I hope this short post has given some insights into my choice of database for globally distributed systems. To summarize, here’s the approach I’ve taken:
- Choose a database system or service that solves as many engineering problems as possible for you. As a CTO or engineering manager you have enough on your plate, so don’t reinvent solutions to solved problems.
- Consider the proven path of using MySQL and PostgreSQL unless there’s a good reason to use a more specialized system. Remember, you can always keep your core metadata on replicated and sharded instances of MySQL or PostgreSQL on your own virtual servers (EC2) or on a service such as AWS Aurora and move the high volume, high transaction data onto a more distributed system such as Mongo or CouchDB. This can prove to be a highly cost effective way to achieve global scale.

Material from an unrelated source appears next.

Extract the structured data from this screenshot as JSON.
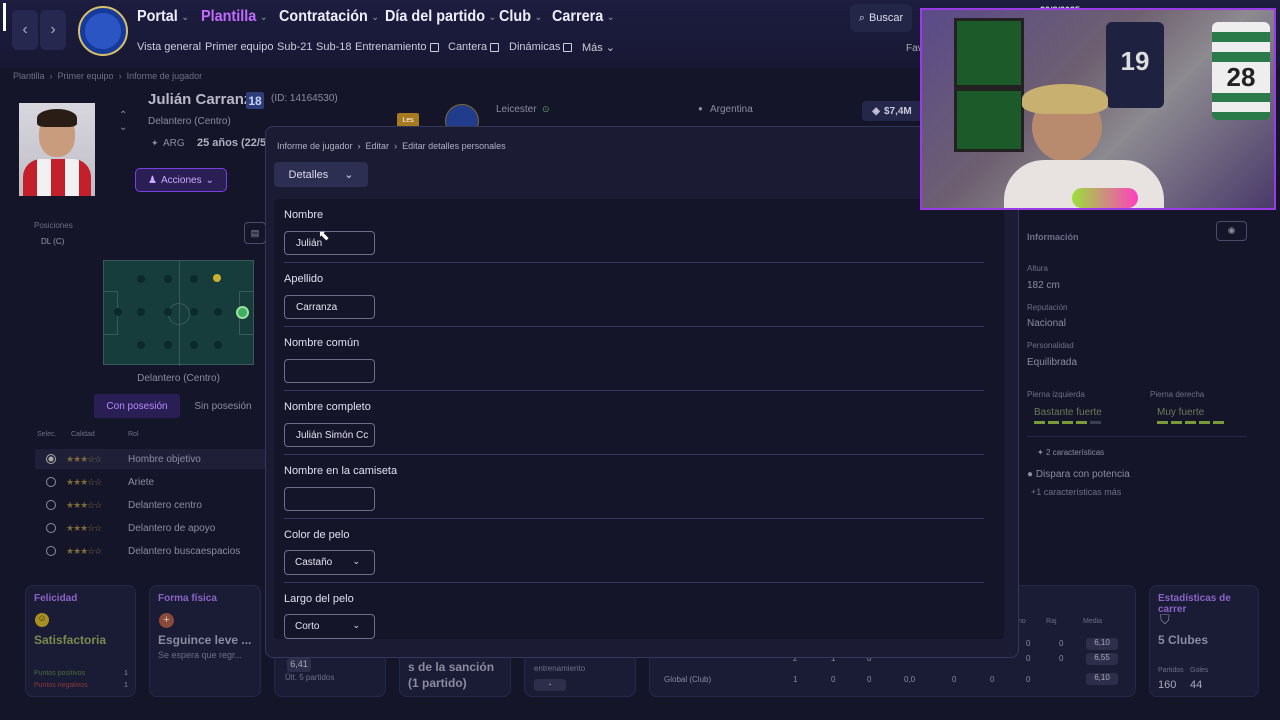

- Choose the right time in your systems evolution to migrate fully to a relational cloud native distributed database such as CockroachDB. Pulling the gun too soon will result in unnecessary cost and may be a distraction for your engineering team when your efforts should be directed elsewhere such as the introduction of new features or the migration to micro-services.
- Remember that so-called non-distributed systems such as PostgreSQL or MySQL can be used at truly global scale so long as you can work around the transaction locking nature of these databases.
- Lastly, regardless of your choice of SQL or NoSQL, cloud native or more traditional DBs, there’s often much more to be gained by using best practices and staying up to date with the latest developments within your chosen platform, instead of switching to different systems and incurring the internal disruption this can entail. The grass may seem greener within alternative database technologies, but there’s a lot you can do to optimize your existing systems through the use of clever techniques and adherence to the approaches taken by the big data companies.